News Date

On December 5th in Tokio, a closing ceremony for the International Year of the Periodic Table of Elements has been held. The year’s theme was established by UNESCO on the 150th anniversary of the publication of the first version of the table of elements by Dmitry Mendeleev. The celebration was preceded by a four-day international conference Super Heavy Elements (SHE2019), with participation of several world’s leading scientists specialising in the field of superheavy elements. Among them, there were three scientists form Polish institutes. NCBJ was represented by Professor Michał Kowal, co-creator of promising theoretical predictions regarding the possibility of producing new superheavy nuclides in laboratory conditions.

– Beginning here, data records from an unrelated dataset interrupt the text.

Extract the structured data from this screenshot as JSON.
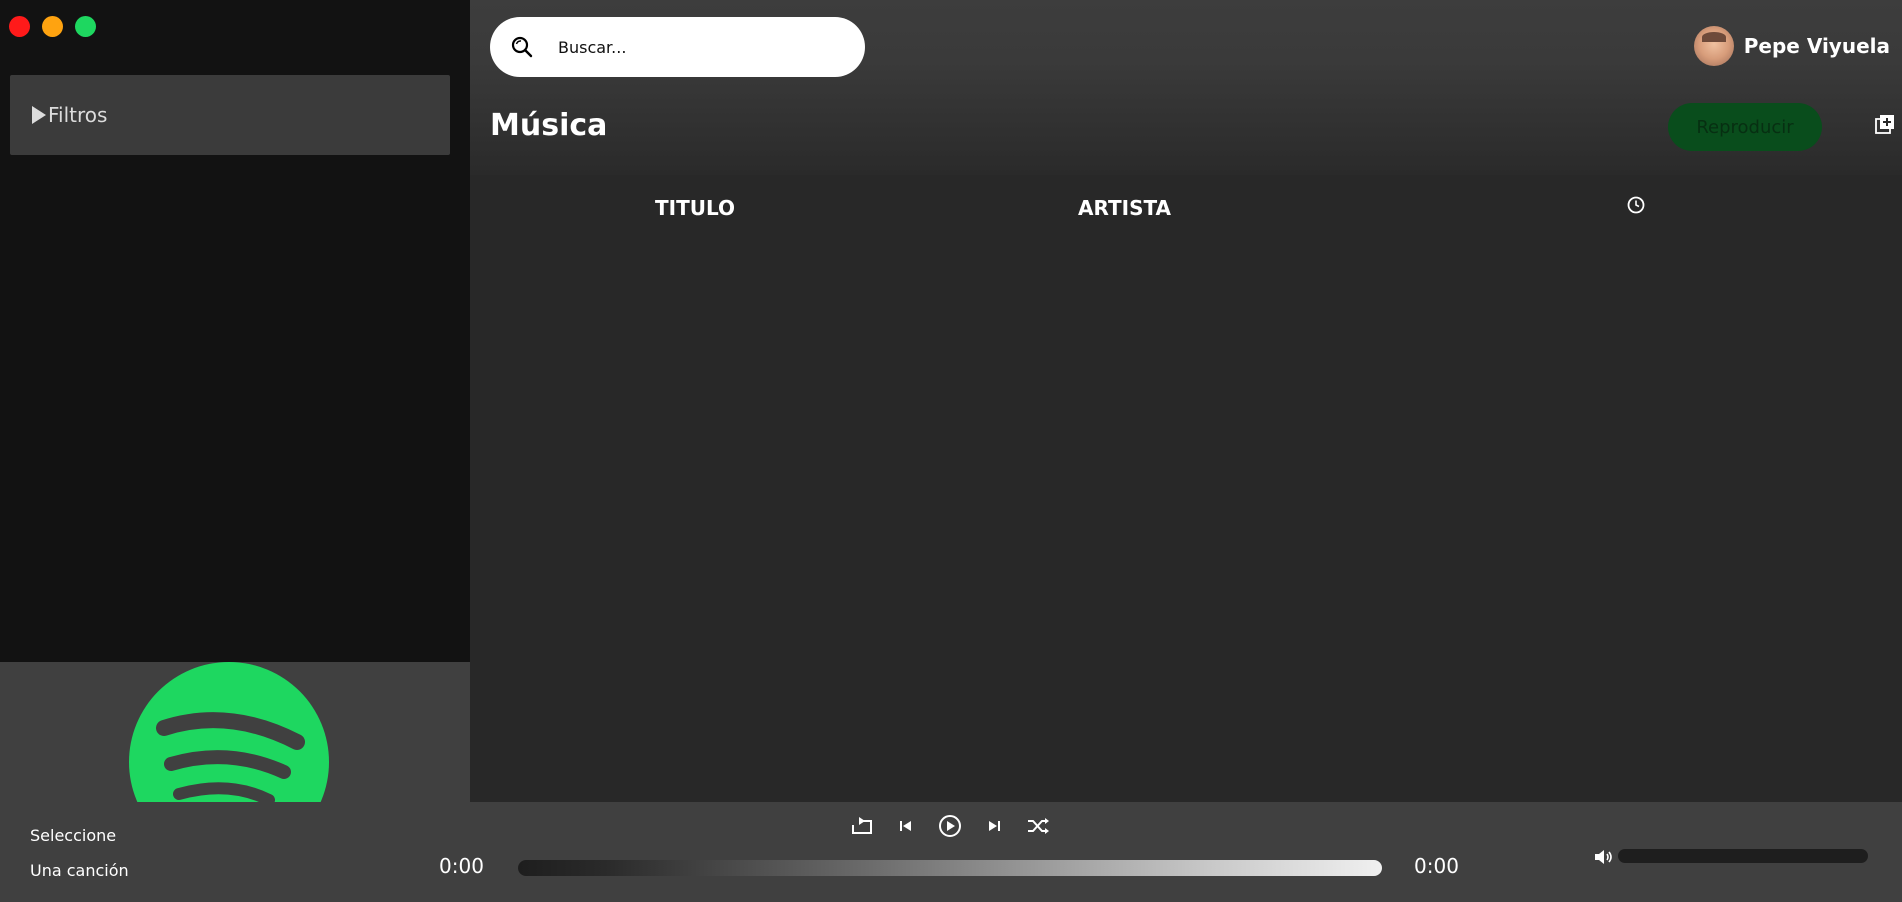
{
  "sidebar": {
    "filters_label": "Filtros"
  },
  "header": {
    "search_placeholder": "Buscar...",
    "user_name": "Pepe Viyuela",
    "page_title": "Música",
    "play_label": "Reproducir"
  },
  "table": {
    "columns": [
      "TITULO",
      "ARTISTA"
    ],
    "duration_icon": "clock-icon"
  },
  "player": {
    "song_line1": "Seleccione",
    "song_line2": "Una canción",
    "time_current": "0:00",
    "time_total": "0:00"
  },
  "colors": {
    "accent": "#1ed760",
    "sidebar_bg": "#121212",
    "main_bg": "#282828",
    "player_bg": "#404040"
  }
}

Recent years have brought tremendous acceleration in international research into the heaviest elements. They are usually produced by bombarding specially prepared shields – sometimes radioactive – with projectiles, which are selected lighter atomic nuclei accelerated in accelerators. The new elements produced this way are extremely short-lived. Confirmation of their creation requires the construction of very precise separating and measuring devices. Only a few centres in the world have such possibilities. As always, scientists from Dubna in Russia and from Darmstadt in Germany excel in this field. This was also reflected in the choice of the names of elements associated with the headquarters of the laboratories (Dubnium – Db, 105; Moscovium – Mc, 115; Darmstadtium – Ds., 110; Hassium – Hs, 108) and with the names of the scientists (Flerovium – FL, 114; Oganesson – Og, 118). The Japanese, who are proud of their laboratory in Riken, have also made great progress. Their merit was honoured with the name of the element Nihonium – Nh, 113. These great successes in the production of new elements were possible thanks to manufacturing of radioactive materials, which are then used to build targets for nuclear reactions. The American team from Oak Ridge National Lab (the element Tennessine – Ts, 117 was named in their honour) and Lawrence Livermore National Laboratory (Livermorium – Lv, 116) invaluably aided in this difficult task.

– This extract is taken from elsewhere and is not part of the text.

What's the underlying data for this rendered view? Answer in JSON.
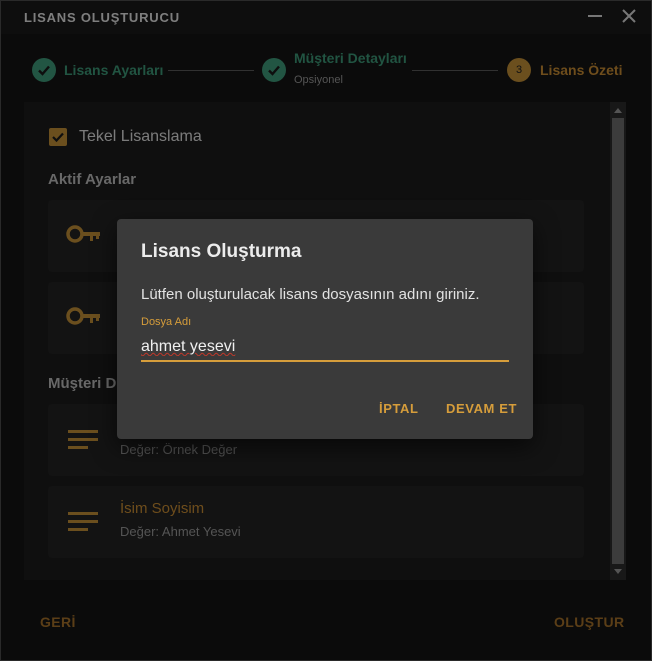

Poland does not have sufficiently powerful laboratories, but the work of our scientists, focusing largely on theoretical analyses and predictions, is widely noticed and appreciated, hence the presence of our physicists in such an elite group at ceremonies in Japan. The late Professor Adam Sobiczewski form NCBJ made huge contributions to the development of this field of research in Poland. Polish colleagues are actively supported by Professor Krzysztof Rykaczewski – a world –class expert who has been working in the USA for years. In our Institute, in recent years, a team of scientists form the NCBJ Theoretical Physics Department, in which the NCBJ professors Janusz Skalski and Michał Kowal play a leading role, has been very successful. Their team’s works, containing predictions as to the possibility of producing even heavier elements, aroused great interest in the international environment. At the conference, Professor Kowal presented the initial results of their next research. They relate to the search of super stable nuclear states, this time based on the excitation of three nucleons. For the first time, the mechanisms of forbiddance essential for the stability of such states were presented at the conference just concluded in Japan, which took place in the picturesque area „in the shadow” of Mount Fuji.

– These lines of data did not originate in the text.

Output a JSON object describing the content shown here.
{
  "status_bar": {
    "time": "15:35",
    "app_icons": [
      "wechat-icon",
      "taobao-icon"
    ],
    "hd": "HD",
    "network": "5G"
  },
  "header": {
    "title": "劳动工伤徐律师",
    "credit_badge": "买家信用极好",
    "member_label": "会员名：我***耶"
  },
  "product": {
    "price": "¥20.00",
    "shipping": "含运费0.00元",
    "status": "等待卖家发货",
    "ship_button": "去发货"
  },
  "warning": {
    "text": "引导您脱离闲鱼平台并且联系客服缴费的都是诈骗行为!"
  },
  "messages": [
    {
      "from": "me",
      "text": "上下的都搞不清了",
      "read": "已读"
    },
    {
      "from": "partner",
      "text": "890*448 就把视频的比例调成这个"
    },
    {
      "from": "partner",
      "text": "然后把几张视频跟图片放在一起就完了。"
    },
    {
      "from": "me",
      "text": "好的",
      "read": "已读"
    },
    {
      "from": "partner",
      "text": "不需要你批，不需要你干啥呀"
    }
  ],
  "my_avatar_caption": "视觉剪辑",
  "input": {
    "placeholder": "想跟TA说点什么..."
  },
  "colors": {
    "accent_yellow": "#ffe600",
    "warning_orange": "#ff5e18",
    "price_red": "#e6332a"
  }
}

150 years after the first presentation of the Mendeleev table, there is still a peculiar race of laboratories and the most powerful minds, to fill it up with new elements: scientists are looking for elements with atomic numbers 119 and 120, the synthesis of which will probably be confirmed soon.

150 lat po pierwszym zaprezentowaniu tablicy Mendelejewa nadal toczy się swoisty wyścig laboratoriów i najtęższych umysłów, by dodać do niej nowe elementy: naukowcy poszukują pierwiastków o liczbach atomowych 119 i 120, których synteza prawdopodobnie zostanie potwierdzona już wkrótce.